Hungary acquired 12 MiG-23MFs and three MiG-23UBs. Based at Papa and operated by 47 ‘Stromfeld Aurel’ Honi Vadaszrepulo Osztaly (47 Stromfeld Aurel Air Fighter Wing), only nine single-seaters remained on the inventory when one of these, MiG-23MF tactical number 07, ‘c/n 12406′, became the first to be retired from service in May this year. Another two, 08 and 12, are currently grounded and are awaiting new engines. Of the three MiG-23UBs delivered, two have been lost in accidents, however, compensation for this was partially offset when MiG-23UB, 20 (c/n 19015091) was apparently left behind by the departing Russians and subsequently taken on charge with the unit at Papa on March 11, 1991.

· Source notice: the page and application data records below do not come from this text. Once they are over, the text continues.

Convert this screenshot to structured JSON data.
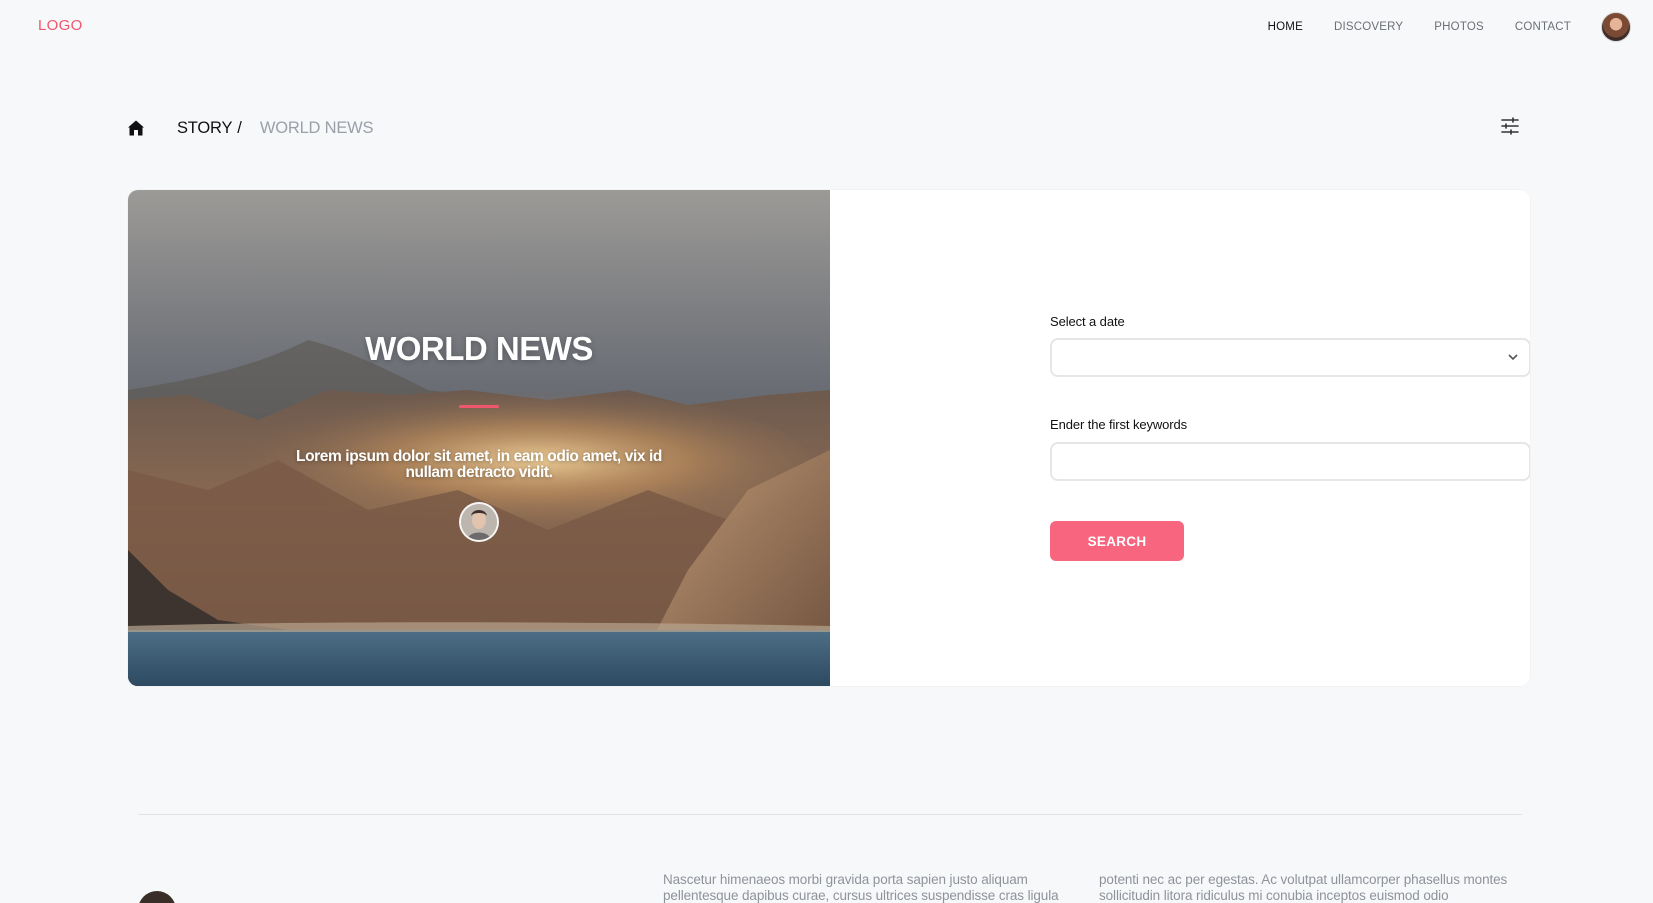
{
  "header": {
    "logo": "LOGO",
    "nav": [
      {
        "label": "HOME",
        "active": true
      },
      {
        "label": "DISCOVERY",
        "active": false
      },
      {
        "label": "PHOTOS",
        "active": false
      },
      {
        "label": "CONTACT",
        "active": false
      }
    ]
  },
  "breadcrumb": {
    "parent": "STORY",
    "separator": "/",
    "current": "WORLD NEWS"
  },
  "hero": {
    "title": "WORLD NEWS",
    "text": "Lorem ipsum dolor sit amet, in eam odio amet, vix id nullam detracto vidit."
  },
  "form": {
    "date_label": "Select a date",
    "date_value": "",
    "keywords_label": "Ender the first keywords",
    "keywords_value": "",
    "search_label": "SEARCH"
  },
  "article": {
    "col1": "Nascetur himenaeos morbi gravida porta sapien justo aliquam pellentesque dapibus curae, cursus ultrices suspendisse cras ligula",
    "col2": "potenti nec ac per egestas. Ac volutpat ullamcorper phasellus montes sollicitudin litora ridiculus mi conubia inceptos euismod odio"
  },
  "colors": {
    "accent": "#f0566e",
    "button": "#f7667e",
    "background": "#f7f8fa"
  },
  "icons": {
    "home": "home-icon",
    "filter": "sliders-icon",
    "chevron": "chevron-down-icon"
  }
}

All the MiG-23MFs were delivered in late 1979 and are batch 17 aircraft. However, only the alternative five-digit number which currently defies an explanation has been acquired from those airframes closely examined. A study of these numbers obtained from various examples of European-based MiG-23s do appear to be more consistent than the ‘famous last five’ of the construction number. Using the Hungarian MiG-23s as an example, one is tempted to suggest that these numbers are consecutive and are issued in multiples of ten, providing a better reflection of production figures. Initial batches (such as those delivered to the Czech and East German Air Forces) contained 20 aircraft, reducing to ten as production switched to the MiG-23ML.

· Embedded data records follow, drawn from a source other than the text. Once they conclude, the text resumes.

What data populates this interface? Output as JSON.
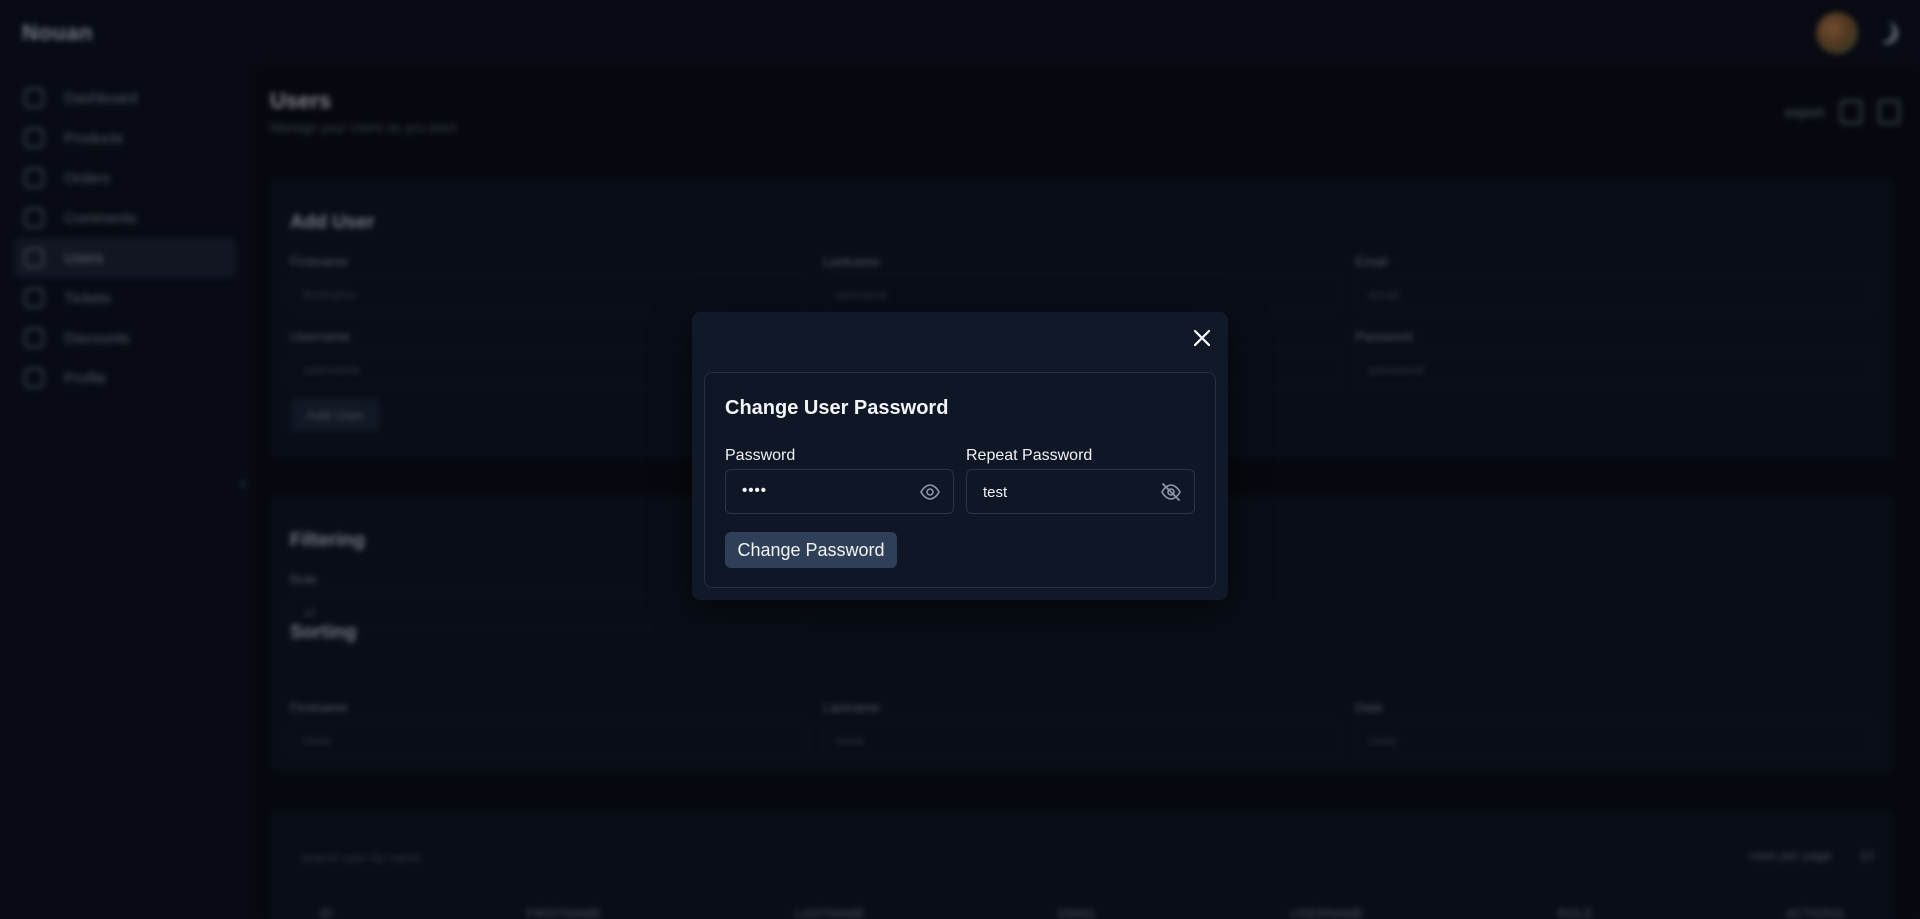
{
  "app": {
    "logo": "Nouan"
  },
  "sidebar": {
    "items": [
      {
        "label": "Dashboard"
      },
      {
        "label": "Products"
      },
      {
        "label": "Orders"
      },
      {
        "label": "Comments"
      },
      {
        "label": "Users"
      },
      {
        "label": "Tickets"
      },
      {
        "label": "Discounts"
      },
      {
        "label": "Profile"
      }
    ]
  },
  "page": {
    "title": "Users",
    "subtitle": "Manage your Users as you want",
    "export_label": "export"
  },
  "add_user": {
    "title": "Add User",
    "fields": [
      {
        "label": "Firstname",
        "placeholder": "firstname"
      },
      {
        "label": "Lastname",
        "placeholder": "lastname"
      },
      {
        "label": "Email",
        "placeholder": "email"
      },
      {
        "label": "Username",
        "placeholder": "username"
      },
      {
        "label": "",
        "placeholder": ""
      },
      {
        "label": "Password",
        "placeholder": "password"
      }
    ],
    "button": "Add User"
  },
  "filtering": {
    "title": "Filtering",
    "role_label": "Role",
    "role_value": "all"
  },
  "sorting": {
    "title": "Sorting",
    "fields": [
      {
        "label": "Firstname",
        "value": "none"
      },
      {
        "label": "Lastname",
        "value": "none"
      },
      {
        "label": "Date",
        "value": "none"
      }
    ]
  },
  "table": {
    "search_placeholder": "search user by name",
    "rows_per_page_label": "rows per page",
    "rows_per_page_value": "10",
    "headers": [
      "ID",
      "FIRSTNAME",
      "LASTNAME",
      "EMAIL",
      "USERNAME",
      "ROLE",
      "ACTIONS"
    ]
  },
  "modal": {
    "title": "Change User Password",
    "password_label": "Password",
    "password_value": "••••",
    "repeat_label": "Repeat Password",
    "repeat_value": "test",
    "submit_label": "Change Password"
  }
}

Poland received the first of 36 MiG-23MFs and six MiG-23UBs in 1978 and all were delivered to 28 Pulk Lotnictwa Mysliwskiego (28 Fighter Aviation Regiment) at Slupsk. Delivered from batches 17, 20, 21 and 24, the MiG-23MFs are finished in several different schemes, from air defence grey to at least three variations of camouflage. Another feature is the different unit markings carried by these aircraft. No less than 11 markings, identifying the regiment, two squadrons and the four flights within each squadron, are displayed on the airframe. Current strength of the unit is thought to be 31 MiG-23MFs and six MiG-23UBs.

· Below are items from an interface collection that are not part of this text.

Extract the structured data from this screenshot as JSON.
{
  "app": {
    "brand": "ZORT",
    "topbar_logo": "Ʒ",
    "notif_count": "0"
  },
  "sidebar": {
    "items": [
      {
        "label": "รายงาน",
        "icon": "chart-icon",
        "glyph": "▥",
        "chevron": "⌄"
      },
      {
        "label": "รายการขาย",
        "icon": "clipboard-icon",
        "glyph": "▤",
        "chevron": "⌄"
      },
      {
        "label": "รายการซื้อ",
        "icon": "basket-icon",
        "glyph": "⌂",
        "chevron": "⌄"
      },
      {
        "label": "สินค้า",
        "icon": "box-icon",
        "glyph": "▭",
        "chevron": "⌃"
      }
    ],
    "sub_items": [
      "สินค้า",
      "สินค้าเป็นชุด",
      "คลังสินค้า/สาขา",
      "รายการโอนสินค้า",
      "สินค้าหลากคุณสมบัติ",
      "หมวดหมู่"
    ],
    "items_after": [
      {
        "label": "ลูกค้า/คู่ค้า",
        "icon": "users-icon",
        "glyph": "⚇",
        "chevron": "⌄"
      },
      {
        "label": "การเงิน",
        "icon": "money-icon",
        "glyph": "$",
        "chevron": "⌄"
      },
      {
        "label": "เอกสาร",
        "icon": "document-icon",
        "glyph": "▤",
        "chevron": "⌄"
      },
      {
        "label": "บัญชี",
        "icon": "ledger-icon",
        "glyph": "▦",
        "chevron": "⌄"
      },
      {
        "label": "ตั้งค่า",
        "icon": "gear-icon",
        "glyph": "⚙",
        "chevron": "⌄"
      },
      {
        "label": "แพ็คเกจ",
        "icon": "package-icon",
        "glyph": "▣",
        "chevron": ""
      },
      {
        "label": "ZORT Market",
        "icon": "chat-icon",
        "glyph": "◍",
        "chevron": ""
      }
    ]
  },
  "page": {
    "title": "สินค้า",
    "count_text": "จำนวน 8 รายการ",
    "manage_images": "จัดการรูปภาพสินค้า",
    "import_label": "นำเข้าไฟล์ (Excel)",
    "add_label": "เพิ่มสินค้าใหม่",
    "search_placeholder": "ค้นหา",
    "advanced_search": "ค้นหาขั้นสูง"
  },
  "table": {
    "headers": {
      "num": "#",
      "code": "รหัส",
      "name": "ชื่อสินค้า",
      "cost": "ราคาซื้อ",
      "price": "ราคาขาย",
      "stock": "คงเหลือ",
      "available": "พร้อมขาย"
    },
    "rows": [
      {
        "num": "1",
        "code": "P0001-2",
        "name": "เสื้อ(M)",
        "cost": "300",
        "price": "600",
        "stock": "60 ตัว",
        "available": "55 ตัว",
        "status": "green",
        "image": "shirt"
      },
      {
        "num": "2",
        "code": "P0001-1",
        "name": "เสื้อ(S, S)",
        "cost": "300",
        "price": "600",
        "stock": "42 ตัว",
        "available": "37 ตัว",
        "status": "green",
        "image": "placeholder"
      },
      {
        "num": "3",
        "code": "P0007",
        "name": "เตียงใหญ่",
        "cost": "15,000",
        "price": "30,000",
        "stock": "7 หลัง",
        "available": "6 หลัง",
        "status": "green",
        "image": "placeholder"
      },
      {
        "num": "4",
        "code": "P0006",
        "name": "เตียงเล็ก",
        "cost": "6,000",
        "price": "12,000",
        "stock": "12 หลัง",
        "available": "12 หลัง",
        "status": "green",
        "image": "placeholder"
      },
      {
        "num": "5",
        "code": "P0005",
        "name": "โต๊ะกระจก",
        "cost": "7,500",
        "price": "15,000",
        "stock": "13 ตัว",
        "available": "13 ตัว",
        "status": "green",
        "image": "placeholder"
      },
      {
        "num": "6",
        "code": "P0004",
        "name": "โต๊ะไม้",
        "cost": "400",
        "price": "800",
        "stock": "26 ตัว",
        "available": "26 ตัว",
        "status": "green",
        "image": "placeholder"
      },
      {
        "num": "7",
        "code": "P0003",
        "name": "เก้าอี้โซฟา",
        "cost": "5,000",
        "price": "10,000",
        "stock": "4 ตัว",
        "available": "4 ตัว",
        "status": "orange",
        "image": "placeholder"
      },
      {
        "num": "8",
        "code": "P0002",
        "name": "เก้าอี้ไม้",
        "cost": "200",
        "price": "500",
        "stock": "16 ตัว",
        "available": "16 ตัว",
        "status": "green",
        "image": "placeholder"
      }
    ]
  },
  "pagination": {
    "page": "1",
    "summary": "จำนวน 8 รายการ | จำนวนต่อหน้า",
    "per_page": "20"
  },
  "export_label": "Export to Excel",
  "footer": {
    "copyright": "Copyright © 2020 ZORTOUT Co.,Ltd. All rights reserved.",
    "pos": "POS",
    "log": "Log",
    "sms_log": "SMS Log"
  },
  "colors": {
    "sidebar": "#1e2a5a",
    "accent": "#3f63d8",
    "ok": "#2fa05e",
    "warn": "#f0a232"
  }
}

Some 48 MiG-23MFs and MiG-23UBs were delivered to Romania. Two regiments currently operate the type, 57 Regiment de Vinatoare at Mikhail Kogalniceanu (two squadrons) and 93 RegtV at Timisoara-Giarmata (one squadron). Reorganisation of the Air Force in May 1995 resulted in the old regimental numbers being allocated to identify each air base — Timisoara is now known as Air Base 01981, while Mikhail Kogalniceanu is 01941. Whether this has, however, affected their current individual regimental identities is unclear.